As mentioned above, NI is a separate market from the rest of the UK for electricity purposes. Together with the Republic of Ireland, it forms the Single Electricity Market (SEM). For SEM issues, the Irish and NI regulators work together through a joint SEM Committee.
The Irish and NI governments and regulatory authorities are now engaged in a programme to align the SEM with the EU Network Codes, creating the Integrated Single Electricity Market (I-SEM). Essentially a single set of markets (forward, day-ahead, intraday and balancing) will cover both Ireland and Northern Ireland with a number of the key roles being carried out on an all-island basis by EirGrid, the holder of the Irish TSO and market operator licences, and SONI, its NI subsidiary that holds corresponding NI licences.
Brexit raises the same issues for NI as it does for GB, with the added dimension that the NI markets will be very closely integrated with the Irish electricity markets, which will remain in the EU. If the government decides to withdraw the NI market from the I-SEM so as not to implement the EU market design, it will need to put in place alternative market arrangements – creating separate NI electricity markets, or integrating NI with the GB electricity market.
On the other hand, if – as seems more likely – the government decides to maintain the I-SEM so that NI consumers can benefit from the larger all-island market, the institutional issues will be significant. As in the case of the GB market, some of the coordinated EU-wide and regional cooperation in determining methodologies can probably be carried out contractually as between post-Brexit NI market participants and their EU counterparts.
A further option might be for Irish participants and authorities to be delegated to represent their NI counterparts in the various operational and regulatory frameworks created under the EU Network Codes. This might be achievable as between Ireland and the UK, by means of a bilateral arrangement. However, it is likely that further arrangements between the UK and EU institutions would be needed in order to give EU authorities the power to make determinations in respect of issues relating to the NI part of the I-SEM.
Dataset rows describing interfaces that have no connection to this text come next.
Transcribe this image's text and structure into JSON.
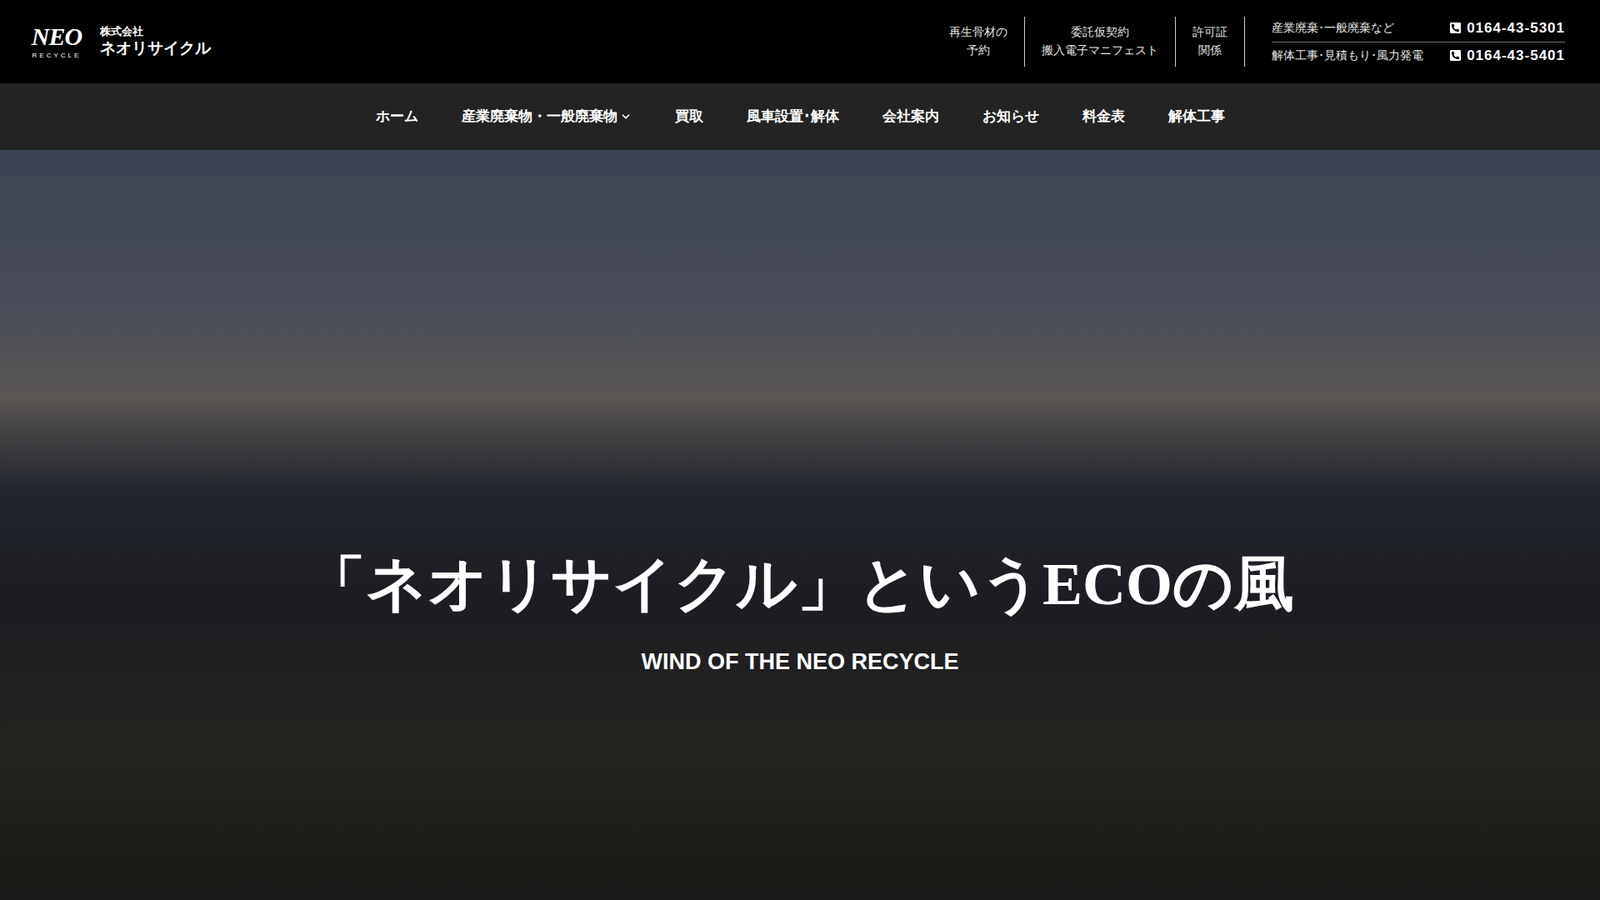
{
  "logo": {
    "mark": "NEO",
    "sub": "RECYCLE",
    "company_prefix": "株式会社",
    "company_name": "ネオリサイクル"
  },
  "header_links": [
    {
      "lines": [
        "再生骨材の",
        "予約"
      ]
    },
    {
      "lines": [
        "委託仮契約",
        "搬入電子マニフェスト"
      ]
    },
    {
      "lines": [
        "許可証",
        "関係"
      ]
    }
  ],
  "contacts": [
    {
      "label": "産業廃棄･一般廃棄など",
      "phone": "0164-43-5301"
    },
    {
      "label": "解体工事･見積もり･風力発電",
      "phone": "0164-43-5401"
    }
  ],
  "nav": [
    {
      "label": "ホーム",
      "has_dropdown": false
    },
    {
      "label": "産業廃棄物・一般廃棄物",
      "has_dropdown": true
    },
    {
      "label": "買取",
      "has_dropdown": false
    },
    {
      "label": "風車設置･解体",
      "has_dropdown": false
    },
    {
      "label": "会社案内",
      "has_dropdown": false
    },
    {
      "label": "お知らせ",
      "has_dropdown": false
    },
    {
      "label": "料金表",
      "has_dropdown": false
    },
    {
      "label": "解体工事",
      "has_dropdown": false
    }
  ],
  "hero": {
    "title": "「ネオリサイクル」というECOの風",
    "subtitle": "WIND OF THE NEO RECYCLE"
  }
}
A further issue to consider for the I-SEM is that until the development of interconnectors with countries other than GB, the I-SEM is dependent on the GB market for its access to the coupled EU electricity markets. If the UK pulls back from full market coupling with the continental EU following a Brexit, the I-SEM may also become uncoupled.
It is clear that while large parts of the EU-derived UK energy framework will remain intact, other major parts will now fall away in their entirety. To the extent that the government of the day wants to retain a degree of alignment with EU energy law, some of the substantive EU rules can be replicated, with appropriate modifications to reflect shifts in GB policy. To what extent this can be done, and how, will take many months to assess and consult on.
The operational arrangements under the Electricity Regulation and the EU Network Codes can probably be partially replicated by contractual means, but full effectiveness of the governance arrangements that underpin or will underpin electricity markets will require specific agreement between the UK and the EU. This is not likely to be a straightforward process, and it will probably take many months after a decision to leave the EU for the electricity regulatory framework to reach some measure of stability.
Given the current uncertainty, there is little that can be done to prepare for any possible changes, other than to ensure that where possible, contracts relating to any of the requirements of EU electricity rules are drafted in sufficiently flexible terms that they can be adapted, or terminated, if required once the final outcome of this process is known.
We intend to update our guidance in this area as the implications for energy liberalisation become clearer.
This article is part of our Brexit series.